You have a fondness for Gibson guitars. You also have a lot of holes in your B25 (Willie Nelson similarly wears down his guitars). What are your preferred tunings?
My B25 has those two holes in it from ten years of being on the road. I dig in a little when I strum, I guess, especially with the band. All my guitars have a bit of similar wear. I love old Gibsons from the 60s – they are great strumming guitars, warm and rich and just right for playing rhythm. The fretboards are also pretty thin and I have small hands so it just suits me. I have my red B25 1969 (aka Little Red) which is my go to guitar. I also have a 3/4 B25 1963 high-strung that I write with, and wrote most of Traveling Alone on. I love the high-strung strings. I have a 1971 J-45 which is a back up guitar and I have also borrowed a 60s F20 which I put in DADDF#D for Traveling Alone.
What do you derive from hosting your radio show / podcast, The Spark?
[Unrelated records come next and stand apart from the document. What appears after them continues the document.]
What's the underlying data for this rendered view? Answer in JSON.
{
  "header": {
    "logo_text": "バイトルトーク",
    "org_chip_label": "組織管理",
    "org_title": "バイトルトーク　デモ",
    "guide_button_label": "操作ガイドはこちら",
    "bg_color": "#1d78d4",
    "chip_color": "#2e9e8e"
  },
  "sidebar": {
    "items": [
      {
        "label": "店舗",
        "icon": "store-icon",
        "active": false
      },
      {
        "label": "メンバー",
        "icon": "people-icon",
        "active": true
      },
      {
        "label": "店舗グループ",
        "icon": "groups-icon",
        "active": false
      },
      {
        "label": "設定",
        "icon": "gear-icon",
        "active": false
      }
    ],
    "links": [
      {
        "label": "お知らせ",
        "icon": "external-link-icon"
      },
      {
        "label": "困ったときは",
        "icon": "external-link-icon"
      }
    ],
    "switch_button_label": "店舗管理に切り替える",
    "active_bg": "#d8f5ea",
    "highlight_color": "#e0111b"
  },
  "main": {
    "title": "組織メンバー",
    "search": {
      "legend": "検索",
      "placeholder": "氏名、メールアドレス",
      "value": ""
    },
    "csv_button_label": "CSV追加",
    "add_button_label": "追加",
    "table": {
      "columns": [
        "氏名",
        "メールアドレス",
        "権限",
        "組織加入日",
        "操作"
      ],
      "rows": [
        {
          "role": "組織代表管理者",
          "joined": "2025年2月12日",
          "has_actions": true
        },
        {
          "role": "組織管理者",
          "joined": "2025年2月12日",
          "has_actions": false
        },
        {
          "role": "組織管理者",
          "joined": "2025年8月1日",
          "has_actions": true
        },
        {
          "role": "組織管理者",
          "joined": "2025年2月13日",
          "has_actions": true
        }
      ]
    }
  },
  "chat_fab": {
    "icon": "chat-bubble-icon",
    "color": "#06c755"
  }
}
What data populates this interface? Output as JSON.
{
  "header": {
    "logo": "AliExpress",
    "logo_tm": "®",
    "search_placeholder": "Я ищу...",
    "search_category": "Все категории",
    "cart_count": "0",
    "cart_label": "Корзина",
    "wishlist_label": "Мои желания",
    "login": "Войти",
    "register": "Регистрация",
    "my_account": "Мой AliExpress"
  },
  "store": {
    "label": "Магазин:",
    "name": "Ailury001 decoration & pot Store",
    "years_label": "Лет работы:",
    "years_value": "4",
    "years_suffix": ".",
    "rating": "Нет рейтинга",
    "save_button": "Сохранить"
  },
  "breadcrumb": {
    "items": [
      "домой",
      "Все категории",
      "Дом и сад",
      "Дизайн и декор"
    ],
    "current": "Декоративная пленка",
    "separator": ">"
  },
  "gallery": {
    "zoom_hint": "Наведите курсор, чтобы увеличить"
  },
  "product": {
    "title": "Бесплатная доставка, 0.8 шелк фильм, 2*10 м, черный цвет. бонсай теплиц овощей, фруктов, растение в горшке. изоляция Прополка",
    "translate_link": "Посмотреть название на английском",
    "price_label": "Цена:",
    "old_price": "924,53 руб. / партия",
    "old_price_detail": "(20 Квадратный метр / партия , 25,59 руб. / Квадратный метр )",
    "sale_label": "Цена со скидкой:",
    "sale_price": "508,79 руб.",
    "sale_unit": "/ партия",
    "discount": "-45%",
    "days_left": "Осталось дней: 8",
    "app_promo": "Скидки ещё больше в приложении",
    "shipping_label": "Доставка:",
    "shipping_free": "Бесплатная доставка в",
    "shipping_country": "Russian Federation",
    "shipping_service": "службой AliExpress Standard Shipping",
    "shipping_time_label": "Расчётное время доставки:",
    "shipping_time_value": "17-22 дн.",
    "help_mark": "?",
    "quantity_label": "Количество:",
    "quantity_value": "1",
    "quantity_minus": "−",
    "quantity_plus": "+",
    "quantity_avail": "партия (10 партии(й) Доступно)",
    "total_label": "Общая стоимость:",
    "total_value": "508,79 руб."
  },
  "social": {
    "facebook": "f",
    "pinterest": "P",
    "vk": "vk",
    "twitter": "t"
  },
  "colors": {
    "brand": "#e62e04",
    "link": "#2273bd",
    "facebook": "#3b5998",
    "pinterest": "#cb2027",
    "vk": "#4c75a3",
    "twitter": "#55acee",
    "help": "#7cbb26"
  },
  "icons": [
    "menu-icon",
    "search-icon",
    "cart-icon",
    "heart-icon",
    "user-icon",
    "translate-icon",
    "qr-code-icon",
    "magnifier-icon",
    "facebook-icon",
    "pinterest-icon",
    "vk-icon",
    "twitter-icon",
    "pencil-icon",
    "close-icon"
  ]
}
I love learning from other artists – people who are usually making their own way with unique work are usually also making very unique lives. For instance, Roseanne Cash told me that when she transitions from art to real life and feels lost, she relies on her manners as a bridge back. The painter Anna Schuleit told me that handwriting inspires her to make a mark that is personal, as little as we use handwriting nowadays. Composer Richard Einhorn told me that you have to keep your life in order and free from drama to have the energy to make great work. All these people wrestle with the same questions I do and bring their own insight to them. I think it is important to collect those thoughts.
When you’re not making music what do you enjoy?
I make guitar straps out of vintage French ribbon. I have a ribbon fetish (laughs).
Listen to Tift’s radio podcasts here: www.marfaspark.com/note4.htm Tift’s fifth album Traveling Alone is out now.